42A New Code of Laws Code Napoleon (Civil Code) Equality of all citizens before the lawRight of individuals to choose their professionsReligious tolerationAbolition of serfdom and feudalismProperty rights protectedOutlawed trade unionsRestored fathers control over their familiesDivorce was more difficult to obtainHusbands controlled property rightsCivil Code reaffirmed the ideals of the Revolution while creating a uniform legal system
43The French Bureaucracy Centralization of administration Prefects appointed by Napoleon supervised local governmentTaxes were collected by professional collectorsTax collection became systematic & efficientEveryone paid taxesBalanced budget in 1802Appointed people in civil or military office based on demonstrated abilityNapoleon created nobles from military & civil officers22% of Napoleon’s aristocracy came from the nobility of the old regime & 60% were of Bourgeois origin
44Growing despotism (Benevolent Despotism) He destroyed & preserved aspects of the RevolutionOpened up careers based on talentPreserved equalityCreated a new aristocracyStrong protection to property rightsUse of conscription for the militarySuspended freedom of pressShut down 60 of 73 newspapersAll manuscripts must be approved by the government before being publishedGovernment police opened mailExiled writer Germaine de Stael for her criticism of his despotic rule
46Napoleon’s Empire and the European Response Peace of Amiens, 1802 (temporary peace)Renewal of war, 1803Military victories,Napoleon’s Grand EmpireComposed of 3 different parts and united under Napoleon (French Empire, dependent states, allied states)Failure of the Grand EmpireProblems: Great Britain and NationalismSurvival of BritainSeapowerContinental System, – block British good from EuropeNationalism – spread nationalism to conquered territory, resulting in uprisings
47Possible Test Question Napoleon’s Grand EmpireWas composed of three different parts but united under the rule of Napoleon.Revived the power of the nobility and clergy in all its states.Included all of Europe with the defeat of Britain in 1805.Had no long-standing impact on the conquered countries.Was abolished by the Directory in 1799.
50The Fall of Napoleon Invasion of Russia, 1812 Invaded over their refusal to follow the Continental System600,000 soldiers attacked, 40,000 made it out aliveDefeat of Napoleon, April 1814Exiled to island of ElbaIsland off the coast of ItalyEscape from Elba, 1815Raised an armyBattle of Waterloo, June 18, 1815Exiled to St. HelenaSmall island in the South Atlantic (between South America and Africa)Napoleon died 6 years later
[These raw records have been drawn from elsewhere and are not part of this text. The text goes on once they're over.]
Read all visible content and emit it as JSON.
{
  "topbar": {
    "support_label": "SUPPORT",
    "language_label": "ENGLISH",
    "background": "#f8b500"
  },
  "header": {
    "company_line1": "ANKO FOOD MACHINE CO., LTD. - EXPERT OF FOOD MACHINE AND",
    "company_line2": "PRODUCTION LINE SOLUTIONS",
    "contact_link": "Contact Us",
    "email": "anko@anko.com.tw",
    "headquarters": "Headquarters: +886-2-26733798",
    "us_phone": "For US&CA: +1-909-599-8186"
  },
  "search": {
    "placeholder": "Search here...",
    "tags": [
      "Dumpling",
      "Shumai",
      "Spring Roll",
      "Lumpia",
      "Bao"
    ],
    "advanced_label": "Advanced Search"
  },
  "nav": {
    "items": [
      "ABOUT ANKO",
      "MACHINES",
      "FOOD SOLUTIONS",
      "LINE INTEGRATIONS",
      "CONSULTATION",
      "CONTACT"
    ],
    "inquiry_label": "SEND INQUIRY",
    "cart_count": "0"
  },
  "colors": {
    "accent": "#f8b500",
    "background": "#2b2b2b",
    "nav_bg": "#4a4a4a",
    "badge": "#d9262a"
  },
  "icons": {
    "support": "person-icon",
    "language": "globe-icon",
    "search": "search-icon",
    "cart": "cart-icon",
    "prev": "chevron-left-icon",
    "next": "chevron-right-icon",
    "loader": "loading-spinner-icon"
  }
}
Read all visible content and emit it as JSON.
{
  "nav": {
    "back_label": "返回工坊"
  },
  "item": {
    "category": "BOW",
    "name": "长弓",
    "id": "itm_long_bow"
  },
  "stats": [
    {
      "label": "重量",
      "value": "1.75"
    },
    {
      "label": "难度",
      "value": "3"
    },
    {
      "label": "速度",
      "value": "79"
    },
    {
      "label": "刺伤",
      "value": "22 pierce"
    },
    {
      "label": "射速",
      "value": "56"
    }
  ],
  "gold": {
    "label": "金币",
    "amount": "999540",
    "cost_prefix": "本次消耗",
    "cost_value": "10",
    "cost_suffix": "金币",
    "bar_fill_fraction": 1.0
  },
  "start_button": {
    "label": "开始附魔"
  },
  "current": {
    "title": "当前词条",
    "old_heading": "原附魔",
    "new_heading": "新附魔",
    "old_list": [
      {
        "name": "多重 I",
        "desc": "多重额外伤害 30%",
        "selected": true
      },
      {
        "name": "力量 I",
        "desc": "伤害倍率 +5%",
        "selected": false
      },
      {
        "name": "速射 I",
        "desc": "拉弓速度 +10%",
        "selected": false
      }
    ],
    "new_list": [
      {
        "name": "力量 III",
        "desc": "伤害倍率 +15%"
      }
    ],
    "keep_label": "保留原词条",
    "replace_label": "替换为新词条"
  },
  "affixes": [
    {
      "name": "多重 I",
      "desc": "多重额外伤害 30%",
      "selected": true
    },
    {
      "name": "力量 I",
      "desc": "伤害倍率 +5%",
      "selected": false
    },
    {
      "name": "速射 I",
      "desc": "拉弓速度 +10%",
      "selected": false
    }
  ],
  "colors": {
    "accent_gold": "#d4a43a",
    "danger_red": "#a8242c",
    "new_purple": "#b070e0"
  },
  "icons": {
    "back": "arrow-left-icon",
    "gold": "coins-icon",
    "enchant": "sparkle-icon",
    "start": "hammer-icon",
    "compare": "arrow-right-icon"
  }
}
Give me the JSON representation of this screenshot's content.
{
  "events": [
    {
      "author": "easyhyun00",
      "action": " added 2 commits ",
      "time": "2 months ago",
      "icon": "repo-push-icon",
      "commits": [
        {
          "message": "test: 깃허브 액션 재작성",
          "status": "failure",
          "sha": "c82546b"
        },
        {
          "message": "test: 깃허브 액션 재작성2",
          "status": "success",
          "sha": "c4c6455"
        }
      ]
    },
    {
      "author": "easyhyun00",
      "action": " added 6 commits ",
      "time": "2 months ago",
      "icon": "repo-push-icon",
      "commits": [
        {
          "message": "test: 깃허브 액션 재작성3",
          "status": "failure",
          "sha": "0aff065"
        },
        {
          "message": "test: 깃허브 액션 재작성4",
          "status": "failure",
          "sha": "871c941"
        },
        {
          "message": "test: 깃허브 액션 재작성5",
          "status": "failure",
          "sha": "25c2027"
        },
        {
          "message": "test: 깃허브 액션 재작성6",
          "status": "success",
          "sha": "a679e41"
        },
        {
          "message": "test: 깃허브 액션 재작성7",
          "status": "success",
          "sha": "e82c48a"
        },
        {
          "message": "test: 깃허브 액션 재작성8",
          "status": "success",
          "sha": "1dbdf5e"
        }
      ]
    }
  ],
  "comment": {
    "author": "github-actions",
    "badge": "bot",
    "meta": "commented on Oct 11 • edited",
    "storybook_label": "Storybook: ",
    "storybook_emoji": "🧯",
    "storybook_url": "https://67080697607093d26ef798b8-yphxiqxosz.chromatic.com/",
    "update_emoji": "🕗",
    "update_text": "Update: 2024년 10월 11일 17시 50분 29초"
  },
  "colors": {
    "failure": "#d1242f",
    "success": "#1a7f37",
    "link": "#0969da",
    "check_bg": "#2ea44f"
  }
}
51Possible Test Question Napoleon met his final defeat at the Battle ofLeipzig.Borodino.Trafalgar.Austerlitz.Waterloo.